Start of THE INPUT
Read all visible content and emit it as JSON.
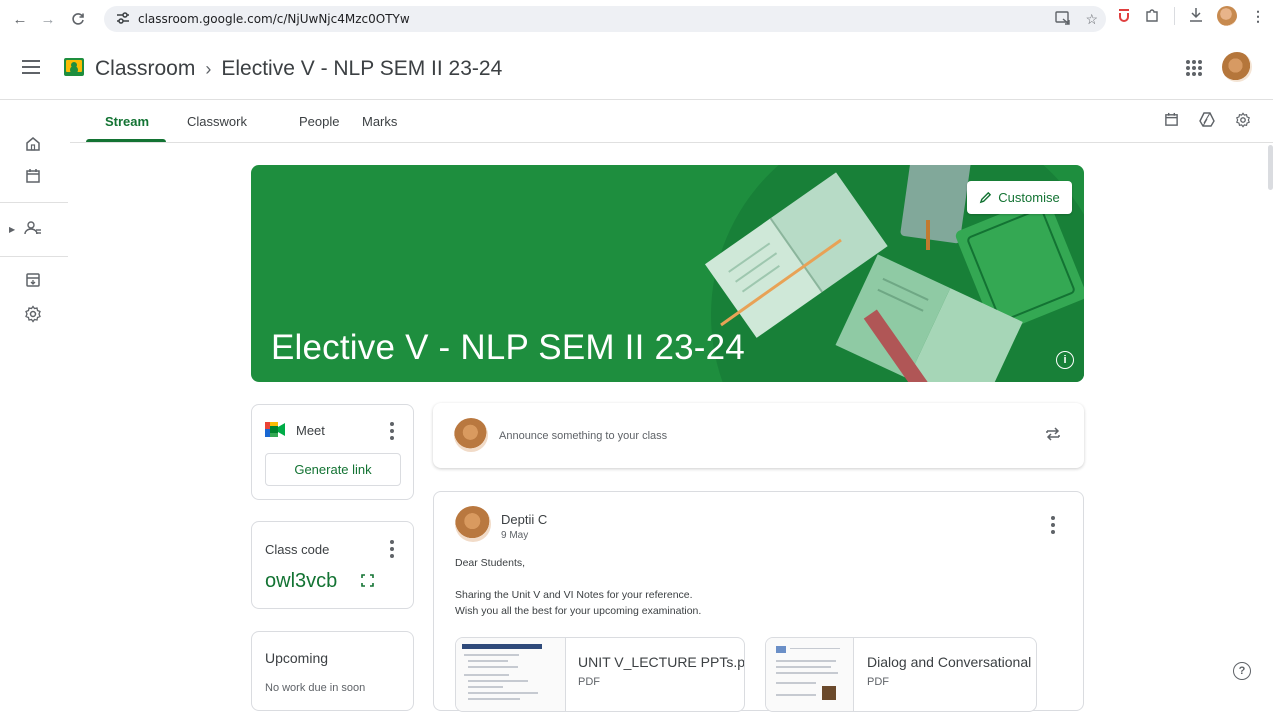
{
  "browser": {
    "url": "classroom.google.com/c/NjUwNjc4Mzc0OTYw",
    "todo_ext": "ᗜ"
  },
  "header": {
    "app_name": "Classroom",
    "breadcrumb_separator": "›",
    "class_name": "Elective V - NLP SEM II 23-24"
  },
  "tabs": [
    {
      "label": "Stream"
    },
    {
      "label": "Classwork"
    },
    {
      "label": "People"
    },
    {
      "label": "Marks"
    }
  ],
  "banner": {
    "title": "Elective V - NLP SEM II 23-24",
    "customise_label": "Customise",
    "color": "#1e8e3e"
  },
  "meet": {
    "label": "Meet",
    "button_label": "Generate link"
  },
  "class_code": {
    "label": "Class code",
    "value": "owl3vcb"
  },
  "upcoming": {
    "label": "Upcoming",
    "empty_text": "No work due in soon"
  },
  "announce": {
    "placeholder": "Announce something to your class"
  },
  "post": {
    "author": "Deptii C",
    "date": "9 May",
    "lines": [
      "Dear Students,",
      "",
      "Sharing the Unit V and VI Notes for your reference.",
      "Wish you all the best for your upcoming examination."
    ],
    "attachments": [
      {
        "title": "UNIT V_LECTURE PPTs.pdf",
        "type": "PDF"
      },
      {
        "title": "Dialog and Conversational ...",
        "type": "PDF"
      }
    ]
  },
  "colors": {
    "accent": "#137333",
    "banner": "#1e8e3e"
  }
}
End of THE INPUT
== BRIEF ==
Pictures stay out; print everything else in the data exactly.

== RESULT ==
Read all visible content and emit it as JSON.
{
  "browser": {
    "url": "classroom.google.com/c/NjUwNjc4Mzc0OTYw",
    "todo_ext": "ᗜ"
  },
  "header": {
    "app_name": "Classroom",
    "breadcrumb_separator": "›",
    "class_name": "Elective V - NLP SEM II 23-24"
  },
  "tabs": [
    {
      "label": "Stream"
    },
    {
      "label": "Classwork"
    },
    {
      "label": "People"
    },
    {
      "label": "Marks"
    }
  ],
  "banner": {
    "title": "Elective V - NLP SEM II 23-24",
    "customise_label": "Customise",
    "color": "#1e8e3e"
  },
  "meet": {
    "label": "Meet",
    "button_label": "Generate link"
  },
  "class_code": {
    "label": "Class code",
    "value": "owl3vcb"
  },
  "upcoming": {
    "label": "Upcoming",
    "empty_text": "No work due in soon"
  },
  "announce": {
    "placeholder": "Announce something to your class"
  },
  "post": {
    "author": "Deptii C",
    "date": "9 May",
    "lines": [
      "Dear Students,",
      "",
      "Sharing the Unit V and VI Notes for your reference.",
      "Wish you all the best for your upcoming examination."
    ],
    "attachments": [
      {
        "title": "UNIT V_LECTURE PPTs.pdf",
        "type": "PDF"
      },
      {
        "title": "Dialog and Conversational ...",
        "type": "PDF"
      }
    ]
  },
  "colors": {
    "accent": "#137333",
    "banner": "#1e8e3e"
  }
}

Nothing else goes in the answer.